[[ Working data open ]]

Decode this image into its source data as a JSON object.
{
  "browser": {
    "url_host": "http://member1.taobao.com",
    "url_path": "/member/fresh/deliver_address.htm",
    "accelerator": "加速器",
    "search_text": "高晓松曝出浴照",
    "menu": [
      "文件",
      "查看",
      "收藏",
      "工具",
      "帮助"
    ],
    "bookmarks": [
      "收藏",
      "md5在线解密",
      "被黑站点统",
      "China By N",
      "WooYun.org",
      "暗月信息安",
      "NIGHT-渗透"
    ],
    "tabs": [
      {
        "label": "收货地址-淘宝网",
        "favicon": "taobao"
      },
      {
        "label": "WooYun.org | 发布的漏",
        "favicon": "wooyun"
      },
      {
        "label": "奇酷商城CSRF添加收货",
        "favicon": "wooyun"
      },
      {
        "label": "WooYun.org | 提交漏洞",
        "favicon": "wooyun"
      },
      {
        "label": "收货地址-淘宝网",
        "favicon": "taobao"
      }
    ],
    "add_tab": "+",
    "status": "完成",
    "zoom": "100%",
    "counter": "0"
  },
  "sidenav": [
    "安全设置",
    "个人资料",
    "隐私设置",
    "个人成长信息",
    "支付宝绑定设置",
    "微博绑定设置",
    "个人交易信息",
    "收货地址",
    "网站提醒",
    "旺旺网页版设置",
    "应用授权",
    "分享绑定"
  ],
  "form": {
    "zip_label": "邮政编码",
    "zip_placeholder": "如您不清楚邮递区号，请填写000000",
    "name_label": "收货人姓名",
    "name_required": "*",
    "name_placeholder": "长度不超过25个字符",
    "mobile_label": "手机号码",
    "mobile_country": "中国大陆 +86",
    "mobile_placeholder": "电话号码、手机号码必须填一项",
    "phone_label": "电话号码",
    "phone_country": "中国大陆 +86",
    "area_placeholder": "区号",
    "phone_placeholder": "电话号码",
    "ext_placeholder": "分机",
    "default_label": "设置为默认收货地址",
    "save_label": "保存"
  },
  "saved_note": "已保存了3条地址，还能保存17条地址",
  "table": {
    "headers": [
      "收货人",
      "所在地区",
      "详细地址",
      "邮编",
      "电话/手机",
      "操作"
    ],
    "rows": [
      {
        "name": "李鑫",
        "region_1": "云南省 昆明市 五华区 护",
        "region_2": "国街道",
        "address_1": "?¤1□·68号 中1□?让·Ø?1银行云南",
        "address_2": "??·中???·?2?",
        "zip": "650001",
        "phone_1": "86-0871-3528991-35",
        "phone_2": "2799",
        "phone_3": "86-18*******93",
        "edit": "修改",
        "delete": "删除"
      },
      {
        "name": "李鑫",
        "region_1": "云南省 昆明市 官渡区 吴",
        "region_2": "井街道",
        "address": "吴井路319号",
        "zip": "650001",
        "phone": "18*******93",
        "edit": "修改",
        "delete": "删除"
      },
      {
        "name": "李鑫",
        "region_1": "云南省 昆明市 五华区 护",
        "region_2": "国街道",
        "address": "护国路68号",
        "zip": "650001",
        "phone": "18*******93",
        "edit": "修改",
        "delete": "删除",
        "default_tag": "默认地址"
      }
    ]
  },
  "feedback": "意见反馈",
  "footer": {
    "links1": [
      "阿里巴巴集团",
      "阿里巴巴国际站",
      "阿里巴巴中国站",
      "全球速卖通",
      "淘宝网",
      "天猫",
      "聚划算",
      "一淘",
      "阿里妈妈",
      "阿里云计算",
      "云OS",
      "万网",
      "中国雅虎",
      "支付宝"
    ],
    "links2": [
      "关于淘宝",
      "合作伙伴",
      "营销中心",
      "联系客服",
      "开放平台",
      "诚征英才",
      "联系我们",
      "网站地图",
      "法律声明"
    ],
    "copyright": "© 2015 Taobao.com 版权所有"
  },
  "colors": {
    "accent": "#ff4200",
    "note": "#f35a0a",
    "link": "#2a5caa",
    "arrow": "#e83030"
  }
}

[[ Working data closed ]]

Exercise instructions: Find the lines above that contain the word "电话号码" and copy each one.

Reply:
    "mobile_placeholder": "电话号码、手机号码必须填一项",
    "phone_label": "电话号码",
    "phone_placeholder": "电话号码",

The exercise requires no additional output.